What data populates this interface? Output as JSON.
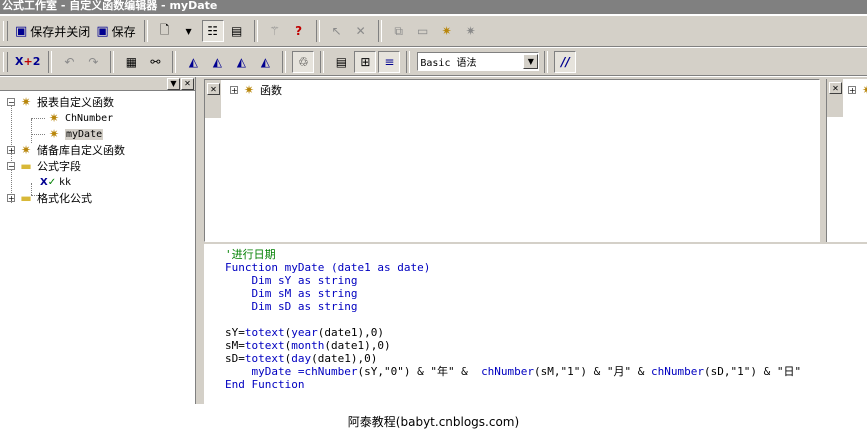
{
  "window": {
    "title": "公式工作室 - 自定义函数编辑器 - myDate"
  },
  "toolbar1": {
    "save_close_label": "保存并关闭",
    "save_label": "保存",
    "icons": [
      "save-icon",
      "save-icon",
      "new-document-icon",
      "tree-view-icon",
      "properties-icon",
      "wand-icon",
      "help-icon"
    ]
  },
  "toolbar2": {
    "language_select": "Basic 语法",
    "icons": [
      "formula-check-icon",
      "undo-icon",
      "redo-icon",
      "browse-icon",
      "find-icon",
      "bookmark-icon",
      "next-bookmark-icon",
      "prev-bookmark-icon",
      "clear-bookmarks-icon",
      "check-syntax-icon",
      "comment-icon",
      "expand-icon",
      "collapse-icon",
      "comment-block-icon"
    ]
  },
  "tree": {
    "items": [
      {
        "label": "报表自定义函数",
        "expander": "−"
      },
      {
        "label": "ChNumber"
      },
      {
        "label": "myDate"
      },
      {
        "label": "储备库自定义函数",
        "expander": "+"
      },
      {
        "label": "公式字段",
        "expander": "−"
      },
      {
        "label": "kk"
      },
      {
        "label": "格式化公式",
        "expander": "+"
      }
    ]
  },
  "functions_pane": {
    "root_label": "函数",
    "expander": "+"
  },
  "operators_pane": {
    "expander": "+"
  },
  "code": {
    "comment": "'进行日期",
    "decl_kw": "Function",
    "decl_rest": " myDate (date1 ",
    "decl_as": "as",
    "decl_type": " date)",
    "dim1": "    Dim sY as string",
    "dim2": "    Dim sM as string",
    "dim3": "    Dim sD as string",
    "sy_a": "sY=",
    "sy_f": "totext",
    "sy_b": "(",
    "sy_g": "year",
    "sy_c": "(date1),0)",
    "sm_a": "sM=",
    "sm_f": "totext",
    "sm_b": "(",
    "sm_g": "month",
    "sm_c": "(date1),0)",
    "sd_a": "sD=",
    "sd_f": "totext",
    "sd_b": "(",
    "sd_g": "day",
    "sd_c": "(date1),0)",
    "ret_a": "    myDate =",
    "ret_f1": "chNumber",
    "ret_b": "(sY,\"0\") & \"年\" &  ",
    "ret_f2": "chNumber",
    "ret_c": "(sM,\"1\") & \"月\" & ",
    "ret_f3": "chNumber",
    "ret_d": "(sD,\"1\") & \"日\"",
    "end": "End Function"
  },
  "footer": {
    "text": "阿泰教程(babyt.cnblogs.com)"
  }
}
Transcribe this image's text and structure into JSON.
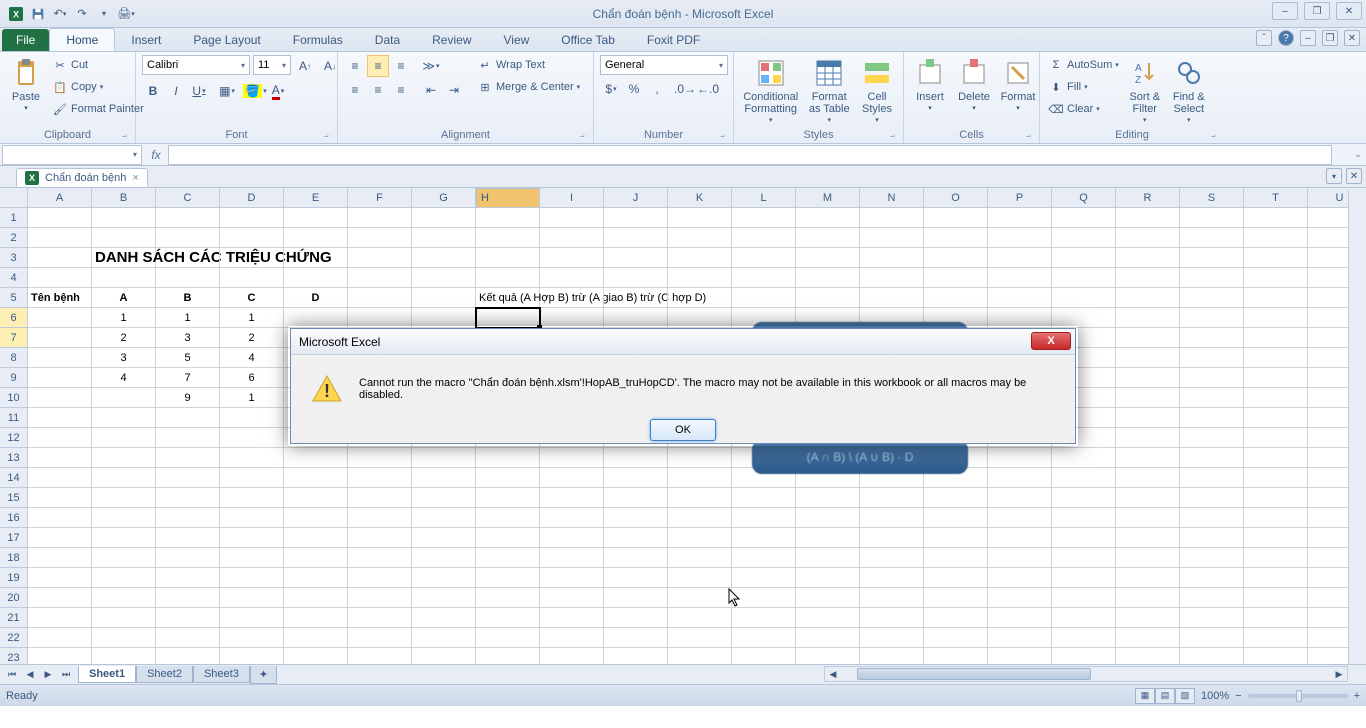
{
  "title": "Chẩn đoán bệnh - Microsoft Excel",
  "qat": {
    "save": "💾",
    "undo": "↶",
    "redo": "↷"
  },
  "tabs": {
    "file": "File",
    "items": [
      "Home",
      "Insert",
      "Page Layout",
      "Formulas",
      "Data",
      "Review",
      "View",
      "Office Tab",
      "Foxit PDF"
    ],
    "active": "Home"
  },
  "ribbon": {
    "clipboard": {
      "label": "Clipboard",
      "paste": "Paste",
      "cut": "Cut",
      "copy": "Copy",
      "fp": "Format Painter"
    },
    "font": {
      "label": "Font",
      "name": "Calibri",
      "size": "11",
      "bold": "B",
      "italic": "I",
      "underline": "U"
    },
    "alignment": {
      "label": "Alignment",
      "wrap": "Wrap Text",
      "merge": "Merge & Center"
    },
    "number": {
      "label": "Number",
      "format": "General"
    },
    "styles": {
      "label": "Styles",
      "cf": "Conditional\nFormatting",
      "fat": "Format\nas Table",
      "cs": "Cell\nStyles"
    },
    "cells": {
      "label": "Cells",
      "insert": "Insert",
      "delete": "Delete",
      "format": "Format"
    },
    "editing": {
      "label": "Editing",
      "autosum": "AutoSum",
      "fill": "Fill",
      "clear": "Clear",
      "sort": "Sort &\nFilter",
      "find": "Find &\nSelect"
    }
  },
  "formula": {
    "namebox": "",
    "fx": "fx"
  },
  "doctab": {
    "name": "Chẩn đoán bệnh",
    "close": "×"
  },
  "columns": [
    "A",
    "B",
    "C",
    "D",
    "E",
    "F",
    "G",
    "H",
    "I",
    "J",
    "K",
    "L",
    "M",
    "N",
    "O",
    "P",
    "Q",
    "R",
    "S",
    "T",
    "U"
  ],
  "selected_col": "H",
  "sheet": {
    "title_cell": "DANH SÁCH CÁC TRIỆU CHỨNG",
    "headers": {
      "ten": "Tên bệnh",
      "A": "A",
      "B": "B",
      "C": "C",
      "D": "D"
    },
    "ketqua": "Kết quả (A Hợp B) trừ (A giao B) trừ (C hợp D)",
    "rows": [
      {
        "A": "1",
        "B": "1",
        "C": "1",
        "D": ""
      },
      {
        "A": "2",
        "B": "3",
        "C": "2",
        "D": ""
      },
      {
        "A": "3",
        "B": "5",
        "C": "4",
        "D": ""
      },
      {
        "A": "4",
        "B": "7",
        "C": "6",
        "D": ""
      },
      {
        "A": "",
        "B": "9",
        "C": "1",
        "D": ""
      }
    ]
  },
  "dialog": {
    "title": "Microsoft Excel",
    "text": "Cannot run the macro ''Chẩn đoán bệnh.xlsm'!HopAB_truHopCD'. The macro may not be available in this workbook or all macros may be disabled.",
    "ok": "OK",
    "close": "X"
  },
  "sheets": {
    "nav": [
      "⏮",
      "◀",
      "▶",
      "⏭"
    ],
    "items": [
      "Sheet1",
      "Sheet2",
      "Sheet3"
    ],
    "active": "Sheet1"
  },
  "status": {
    "ready": "Ready",
    "zoom": "100%",
    "minus": "−",
    "plus": "+"
  },
  "win": {
    "min": "–",
    "max": "❐",
    "close": "✕"
  }
}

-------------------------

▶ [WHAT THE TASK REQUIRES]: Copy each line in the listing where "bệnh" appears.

▶ [TASK RESULT]:
  "title": "Chẩn đoán bệnh - Microsoft Excel",
    "name": "Chẩn đoán bệnh",
      "ten": "Tên bệnh",
    "text": "Cannot run the macro ''Chẩn đoán bệnh.xlsm'!HopAB_truHopCD'. The macro may not be available in this workbook or all macros may be disabled.",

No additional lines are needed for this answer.